## What to produce
The required result is one figure, the count of lines below with the string "text" in them.

Data records for software interfaces:
****************************************
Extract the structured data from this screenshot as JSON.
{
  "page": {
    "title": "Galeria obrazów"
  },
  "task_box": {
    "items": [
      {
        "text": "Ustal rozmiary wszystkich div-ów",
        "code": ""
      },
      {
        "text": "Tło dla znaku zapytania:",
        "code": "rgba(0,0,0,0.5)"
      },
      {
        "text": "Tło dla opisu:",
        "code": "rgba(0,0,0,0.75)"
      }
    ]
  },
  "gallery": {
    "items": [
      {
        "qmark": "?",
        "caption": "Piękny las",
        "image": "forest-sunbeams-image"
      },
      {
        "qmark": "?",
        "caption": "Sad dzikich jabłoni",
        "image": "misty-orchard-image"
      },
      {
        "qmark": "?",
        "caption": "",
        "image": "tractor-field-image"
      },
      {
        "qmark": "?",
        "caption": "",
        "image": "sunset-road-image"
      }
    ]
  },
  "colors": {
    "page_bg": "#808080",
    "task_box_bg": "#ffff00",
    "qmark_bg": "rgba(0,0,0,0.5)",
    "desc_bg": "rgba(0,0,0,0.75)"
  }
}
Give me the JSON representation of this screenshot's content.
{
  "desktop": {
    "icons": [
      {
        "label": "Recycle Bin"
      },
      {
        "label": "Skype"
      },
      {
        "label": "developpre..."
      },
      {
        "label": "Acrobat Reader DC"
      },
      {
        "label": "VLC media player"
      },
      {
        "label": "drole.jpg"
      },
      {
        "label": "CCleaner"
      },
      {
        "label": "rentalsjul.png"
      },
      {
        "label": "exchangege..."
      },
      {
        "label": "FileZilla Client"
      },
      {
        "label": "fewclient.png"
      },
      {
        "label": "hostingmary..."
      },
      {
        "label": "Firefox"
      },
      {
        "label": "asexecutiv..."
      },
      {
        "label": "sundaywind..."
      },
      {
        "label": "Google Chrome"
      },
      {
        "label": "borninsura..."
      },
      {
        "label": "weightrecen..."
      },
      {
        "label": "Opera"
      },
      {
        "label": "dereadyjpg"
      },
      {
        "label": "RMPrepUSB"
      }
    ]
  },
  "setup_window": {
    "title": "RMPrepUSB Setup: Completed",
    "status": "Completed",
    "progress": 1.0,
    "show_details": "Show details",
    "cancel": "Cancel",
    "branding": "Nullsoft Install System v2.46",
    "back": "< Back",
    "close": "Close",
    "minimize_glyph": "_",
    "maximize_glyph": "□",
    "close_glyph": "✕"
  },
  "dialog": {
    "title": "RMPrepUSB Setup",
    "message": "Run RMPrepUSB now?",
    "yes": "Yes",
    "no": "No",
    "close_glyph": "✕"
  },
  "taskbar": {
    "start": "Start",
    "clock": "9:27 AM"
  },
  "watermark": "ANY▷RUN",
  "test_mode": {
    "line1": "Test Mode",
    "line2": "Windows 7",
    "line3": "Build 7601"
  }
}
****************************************
## Output for this task
3